Goal of the exercise:
Your response should consist of every line below, reproduced without alteration.

[Interface dataset entries]
[Start of Attachment]

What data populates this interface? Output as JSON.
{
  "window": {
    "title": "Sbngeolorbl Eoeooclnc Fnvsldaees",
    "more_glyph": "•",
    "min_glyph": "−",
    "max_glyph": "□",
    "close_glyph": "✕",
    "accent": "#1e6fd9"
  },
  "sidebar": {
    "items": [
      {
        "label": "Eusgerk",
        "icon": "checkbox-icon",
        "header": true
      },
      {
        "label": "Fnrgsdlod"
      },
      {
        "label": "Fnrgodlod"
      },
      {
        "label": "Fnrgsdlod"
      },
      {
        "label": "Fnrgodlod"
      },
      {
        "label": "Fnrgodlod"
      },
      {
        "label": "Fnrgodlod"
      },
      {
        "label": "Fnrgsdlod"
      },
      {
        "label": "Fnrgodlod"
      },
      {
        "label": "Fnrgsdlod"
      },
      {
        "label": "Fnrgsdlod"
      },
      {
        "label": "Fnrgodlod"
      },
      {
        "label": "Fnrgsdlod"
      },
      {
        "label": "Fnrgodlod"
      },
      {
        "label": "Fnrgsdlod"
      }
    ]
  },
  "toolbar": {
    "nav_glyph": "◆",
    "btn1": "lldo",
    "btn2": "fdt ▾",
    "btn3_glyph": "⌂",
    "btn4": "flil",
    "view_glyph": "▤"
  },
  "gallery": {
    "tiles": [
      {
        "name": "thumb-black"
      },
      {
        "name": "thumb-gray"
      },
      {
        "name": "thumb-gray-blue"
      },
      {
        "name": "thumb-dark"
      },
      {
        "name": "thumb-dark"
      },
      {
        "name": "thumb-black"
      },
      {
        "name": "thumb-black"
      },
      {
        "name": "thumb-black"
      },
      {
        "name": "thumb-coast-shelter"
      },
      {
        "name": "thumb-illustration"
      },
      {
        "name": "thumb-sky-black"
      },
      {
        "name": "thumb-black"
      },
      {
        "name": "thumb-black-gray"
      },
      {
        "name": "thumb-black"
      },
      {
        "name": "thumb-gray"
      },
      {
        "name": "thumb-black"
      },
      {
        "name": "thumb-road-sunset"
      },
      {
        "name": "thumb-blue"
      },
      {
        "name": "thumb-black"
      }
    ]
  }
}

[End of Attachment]

Result:
What data populates this interface? Output as JSON.
{
  "window": {
    "title": "Sbngeolorbl Eoeooclnc Fnvsldaees",
    "more_glyph": "•",
    "min_glyph": "−",
    "max_glyph": "□",
    "close_glyph": "✕",
    "accent": "#1e6fd9"
  },
  "sidebar": {
    "items": [
      {
        "label": "Eusgerk",
        "icon": "checkbox-icon",
        "header": true
      },
      {
        "label": "Fnrgsdlod"
      },
      {
        "label": "Fnrgodlod"
      },
      {
        "label": "Fnrgsdlod"
      },
      {
        "label": "Fnrgodlod"
      },
      {
        "label": "Fnrgodlod"
      },
      {
        "label": "Fnrgodlod"
      },
      {
        "label": "Fnrgsdlod"
      },
      {
        "label": "Fnrgodlod"
      },
      {
        "label": "Fnrgsdlod"
      },
      {
        "label": "Fnrgsdlod"
      },
      {
        "label": "Fnrgodlod"
      },
      {
        "label": "Fnrgsdlod"
      },
      {
        "label": "Fnrgodlod"
      },
      {
        "label": "Fnrgsdlod"
      }
    ]
  },
  "toolbar": {
    "nav_glyph": "◆",
    "btn1": "lldo",
    "btn2": "fdt ▾",
    "btn3_glyph": "⌂",
    "btn4": "flil",
    "view_glyph": "▤"
  },
  "gallery": {
    "tiles": [
      {
        "name": "thumb-black"
      },
      {
        "name": "thumb-gray"
      },
      {
        "name": "thumb-gray-blue"
      },
      {
        "name": "thumb-dark"
      },
      {
        "name": "thumb-dark"
      },
      {
        "name": "thumb-black"
      },
      {
        "name": "thumb-black"
      },
      {
        "name": "thumb-black"
      },
      {
        "name": "thumb-coast-shelter"
      },
      {
        "name": "thumb-illustration"
      },
      {
        "name": "thumb-sky-black"
      },
      {
        "name": "thumb-black"
      },
      {
        "name": "thumb-black-gray"
      },
      {
        "name": "thumb-black"
      },
      {
        "name": "thumb-gray"
      },
      {
        "name": "thumb-black"
      },
      {
        "name": "thumb-road-sunset"
      },
      {
        "name": "thumb-blue"
      },
      {
        "name": "thumb-black"
      }
    ]
  }
}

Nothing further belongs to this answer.